BSI also operates the BürgerCERT service that warns citizens and small businesses of security vulnerabilities. Do you see any parallels between the threats to federal government, businesses and citizens?
Mr. Schönbohm: We are all vicitims of the previously mentioned undirected mass attacks. Organized crime is all about making money by spreading phishing e mails or ransomware attacks as widely as possible. With the support of BSI, for example, through our BürgerCERT warning services, our citizens' website www.bsi-fuer-buerger.de or our hotline, citizens can do a lot to protect themselves against these attacks. We are currently expanding our activities in the field of digital consumer protection in an effort to provide even more help to users.
You have been president of BSI for a good two years now. Have the attacks and threats changed during this time?
Mr. Schönbohm: The attacks are becoming more and more professional, with new attack methods or scams popping up every day. In addition, we are at the beginning of an era of digitalization that should make life easier for all of us. But for this to happen, we will have to include information security from the outset. One relatively new phenomenon that we have been observing over the past two years is the spread of blackmail software, so-called ransomware. Attackers have discovered what seems to be a very lucrative new ‘business field’ which they are exploiting to the full. As a national cyber security agency, we responded quickly and published comprehensive recommendations and countermeasures for public authorities, business and citizens.
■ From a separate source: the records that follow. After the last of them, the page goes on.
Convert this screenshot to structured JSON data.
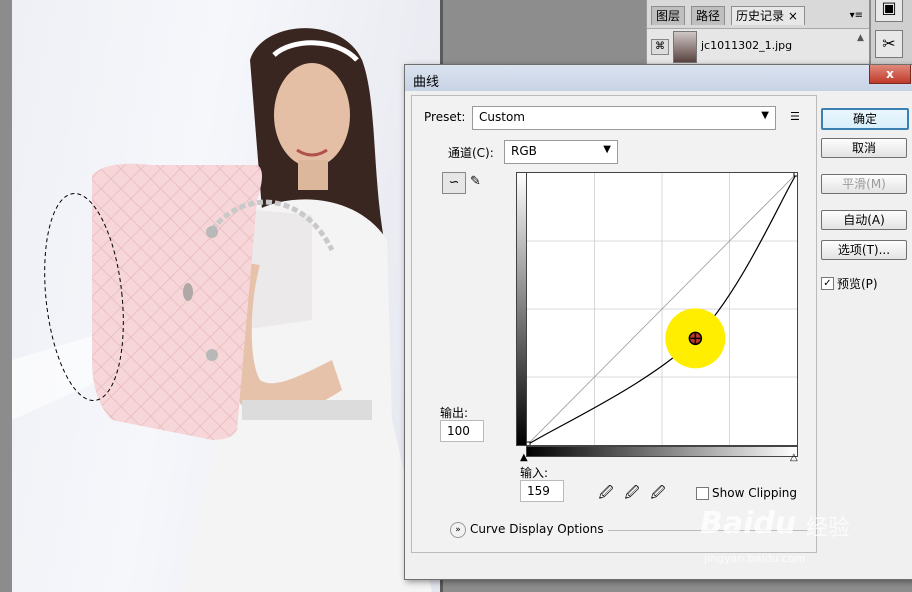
{
  "history_panel": {
    "tabs": [
      "图层",
      "路径",
      "历史记录"
    ],
    "close_glyph": "×",
    "snapshot_name": "jc1011302_1.jpg"
  },
  "dialog": {
    "title": "曲线",
    "close_glyph": "x",
    "preset_label": "Preset:",
    "preset_value": "Custom",
    "channel_label": "通道(C):",
    "channel_value": "RGB",
    "output_label": "输出:",
    "output_value": "100",
    "input_label": "输入:",
    "input_value": "159",
    "show_clipping_label": "Show Clipping",
    "curve_display_options_label": "Curve Display Options",
    "buttons": {
      "ok": "确定",
      "cancel": "取消",
      "smooth": "平滑(M)",
      "auto": "自动(A)",
      "options": "选项(T)..."
    },
    "preview_label": "预览(P)",
    "preview_checked": true
  },
  "curve": {
    "input_range": [
      0,
      255
    ],
    "output_range": [
      0,
      255
    ],
    "points": [
      [
        0,
        0
      ],
      [
        159,
        100
      ],
      [
        255,
        255
      ]
    ],
    "selected_point": [
      159,
      100
    ]
  },
  "watermark": {
    "brand": "Baidu",
    "brand_cn": "经验",
    "url": "jingyan.baidu.com"
  },
  "colors": {
    "highlight": "#ffee00",
    "title_bar": "#c7d2e5",
    "default_button_border": "#3c7fb1"
  }
}
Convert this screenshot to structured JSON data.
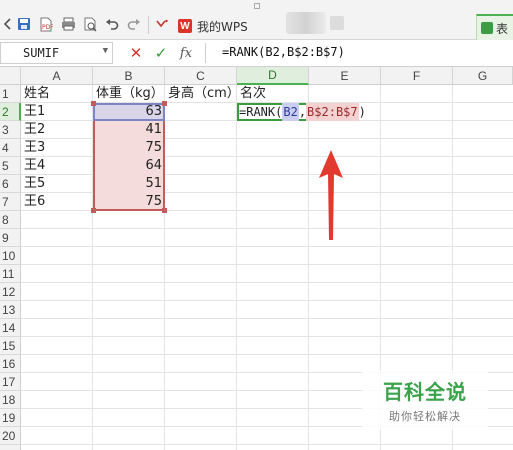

What do you see to be the consequences of this situation for BSI?
Mr. Schönbohm: As the national cyber security authority, BSI shapes information security in digitalization through prevention, detection and response for the state, the economy and society. We have made good progress here over the last two years. We have launched important measures at legislative and operational level, we have promoted the networking of stakeholders at federal, federal-state and municipal level, we have expanded cooperation with industry and, last but not least, BSI has also increased its manpower. We are very well prepared. But only as long as we, as a society, continue to improve our efforts to achieve a stable and successful cyber defence, ideally through a proactive approach and parallel to the threat situation. The legal framework must be further developed, existing cooperation structures must be expanded at both national and international level, and a functioning level of defence must be repeatedly put to the test. We must remain open to new ideas, anticipate new threats and boost awareness of the importance of IT security.
According to media reports, members of the German Bundestag from various parties recently spoke out in favor of repositioning BSI with a view to greater independence. What do you think of this proposal?
Mr. Schönbohm: Digitalization is not the kind of challenge that should be tackled with rigid departmental thinking. As BSI, we can already work on a cross-sectional basis. This means, for instance, that working on behalf of the Federal Ministry of Economics and Technology, we manage the security of smart electricity meters, on behalf of the Federal Ministry of Transport, we deal with considerations regarding the security of autonomous driving and we are discussing extensively the security of the electronic health card and other projects in the health care sector. Nevertheless, there are good reasons why we, as a security authority, are under the authority of the Federal Ministry of the Interior (BMI). Both must be possible if we want to take information security seriously and if Germany is to avoid falling behind at international level.
Which changes do you believe to be the most urgent for the organization or for the task area?
Mr. Schönbohm: In the coalition agreement, the German government entrusted us with a number of new tasks, for example, with regard to digital consumer protection or as a central certification authority. We are happy to tackle these new tasks and I assume that this will also be duly acknowledged and taken into account in the forthcoming budget negotiations.
Allow us to conclude on a personal note: What was your most formative experience as BSI President to date?
Mr. Schönbohm: The exciting thing about my job is that cyber security poses new challenges – but also new opportunities – every day. One of the most striking events in recent months was the cyber attack on the Federal Foreign Office which we were able to successfully master thanks to the tireless commitment and professional work of BSI’s staff.
Mr. Schönbohm, thank you very much for talking to us.